As we are nearing the end of this holy month, Ramadan routine has finally kicked in for many of us that may take a little while longer than others to get used to the late night eating and super early morning coffee drinking. Having said that, some of us may not have been able to embark on this journey fully – or may be falling out of the routine. You’re on your period, and all you can think about are the days of fasting and taraweeh (late night prayers) that you’re missing out on.
Eight years ago, we wrote a feature on earning the blessings of Ramadan during menses. You can read the article here.
While the feature linked above covers the practical aspects of earning the blessings of Allah SWT during Ramadan while on menses, this is really only half of the adventure.
This time around, we are further expanding on this topic — on how you can make the best of your Ramadan during your period — by focusing on active thinking and awareness of observing the Holy month.
Remembering the purpose of Ramadan:
Yes, there is a big focus on fasting and praying in Ramadan, but ultimately we need to focus on the purpose of Ramadan. What does Ramadan mean to us? Allah prescribed Ramadan to us to help us develop and strengthen our self-control, so that we will be equipped to resist wrong deeds.

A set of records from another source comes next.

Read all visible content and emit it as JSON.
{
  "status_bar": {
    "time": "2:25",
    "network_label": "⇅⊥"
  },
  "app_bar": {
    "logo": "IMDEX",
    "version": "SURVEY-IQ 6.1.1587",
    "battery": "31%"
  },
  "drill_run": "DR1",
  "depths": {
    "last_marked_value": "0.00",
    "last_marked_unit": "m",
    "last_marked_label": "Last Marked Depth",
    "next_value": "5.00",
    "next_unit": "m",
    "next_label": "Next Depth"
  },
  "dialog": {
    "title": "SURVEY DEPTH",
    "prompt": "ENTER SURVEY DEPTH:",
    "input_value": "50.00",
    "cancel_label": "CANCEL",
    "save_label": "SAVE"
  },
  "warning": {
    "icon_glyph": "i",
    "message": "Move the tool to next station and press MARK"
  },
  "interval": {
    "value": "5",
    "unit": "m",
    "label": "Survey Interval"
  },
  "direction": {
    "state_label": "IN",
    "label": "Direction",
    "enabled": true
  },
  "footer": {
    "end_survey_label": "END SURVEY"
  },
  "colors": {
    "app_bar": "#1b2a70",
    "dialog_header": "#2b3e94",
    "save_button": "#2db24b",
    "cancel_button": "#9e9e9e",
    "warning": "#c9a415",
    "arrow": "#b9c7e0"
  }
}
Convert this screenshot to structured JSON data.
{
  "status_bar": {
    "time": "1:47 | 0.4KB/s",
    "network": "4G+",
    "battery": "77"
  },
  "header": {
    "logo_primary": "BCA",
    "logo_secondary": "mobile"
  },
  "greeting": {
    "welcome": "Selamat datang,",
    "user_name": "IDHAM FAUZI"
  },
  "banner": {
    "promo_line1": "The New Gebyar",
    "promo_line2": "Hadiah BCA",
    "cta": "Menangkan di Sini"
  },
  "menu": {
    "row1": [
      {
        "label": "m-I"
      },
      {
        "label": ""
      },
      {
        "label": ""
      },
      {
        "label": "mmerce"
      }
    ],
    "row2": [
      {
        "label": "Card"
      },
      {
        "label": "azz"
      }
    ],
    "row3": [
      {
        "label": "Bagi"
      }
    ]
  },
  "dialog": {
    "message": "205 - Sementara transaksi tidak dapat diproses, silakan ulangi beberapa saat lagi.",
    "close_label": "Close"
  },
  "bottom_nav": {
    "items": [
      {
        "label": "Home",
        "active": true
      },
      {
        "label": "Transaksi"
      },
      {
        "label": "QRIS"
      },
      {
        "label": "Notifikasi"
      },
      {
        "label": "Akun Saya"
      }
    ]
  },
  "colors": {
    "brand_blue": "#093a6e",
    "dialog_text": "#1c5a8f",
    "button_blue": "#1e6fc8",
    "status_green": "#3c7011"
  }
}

By restricting our food and behavior through fasting, we are limiting many worldly desires. In this way, we are strengthening our self-control, restructuring our patterns, and reenforcing our ability to progress through the rest of the year as Muslims.
The purpose is also to gain nearness to Allah. We all know that our imaan (faith) fluctuates up and down. Some days we may feel more in-tune with God than other days. This is part of our nature. But Ramadan gives us a chance to channel our focus towards Allah even more so than other times of the year.
Let’s not forget the extra focus we have on charity during Ramadan; opportunities for zakat (alms-giving) are all over.
So, how do we achieve all this spiritual and religious grounding while not fasting during menses? We
Refine your intentions: Ikhlas (sincerity)
While hormones run through the roof, being on our periods does not mean our observation of Ramadan goes on hold. Not being able to fast does not mean that we stop our Ramadan worship.
Refining your intentions in your daily routine is crucial. Ramadan is the perfect time to beat our own ego which may escalate during this time. Remembering that we live for the sake of worshipping Allah, and to sincerely conduct our daily lives with this as a core progressing factor, will be a way to regain sincerity towards ourselves and those around us. Ikhlas and arrogance of the ego cannot coexist.
It was narrated that Zayd ibn Khaalid al-Juhani said: The Messenger of Allah PBUH said: “Whoever gives iftaar to a fasting person will have a reward like his, without that detracting from the reward of the fasting person in the slightest.” (Narrated by al-Tirmidhi)
Providing your energy to prepare iftaar (meal to break the fast) for those who are fasting is an act loved by Allah SWT, so much so that you will gain the reward equal to the one who is fasting.
Ikhlas can materialise in every aspect of our lives: Look deeper into your job, into your relationships, into your prayers. Are you waking up for the sake of affirmation of your senior boss or is it for the sake of Allah, to provide for yourself so you may fulfill the responsibility that Allah bestowed on you? Do you love your friend because of what she can do for you, or do you accept her flaws and love her for the sake of Allah because you acknowledge that her companionship is a gift from Allah? Do you pray because your social circle would judge you otherwise, or do you do it solely because you submit and acknowledge your powerlessness in front of Allah? These are all daily experiences that we need to be more mindful and thoughtful in reevaluation.
Using your time during your menses to reconsider and ponder on your intention and what’s driving your actions in life can be a life-changer. It will help you accept challenges ahead, and what a better time to refine your intentions than when you have the energy and the spirit of Ramadan around you?! This surely is a gift to women from Allah.
Another hadeeth says: “The reward for deeds depends upon the intentions and every person will get the reward according to what he has intended.” (Al-Bukhari)
Taking control of your time
As suggested in our previous feature, you should spend your time in remembrance of Allah with dhikr (remembrance) and making dua’a (supplications). Engaging with the Qur’an daily is a golden key to progress, regardless of where you are on your ladder of learning. Recite and understand. If you can’t, memorization through audio helps. If you can’t do that, just focus on listening actively.
All these actions will help you ponder and reflect on your life and daily routine. While we are not perfect, the time that we have to be less occupied with tiredness is the perfect time to look into our intentions.
And Allah knows best.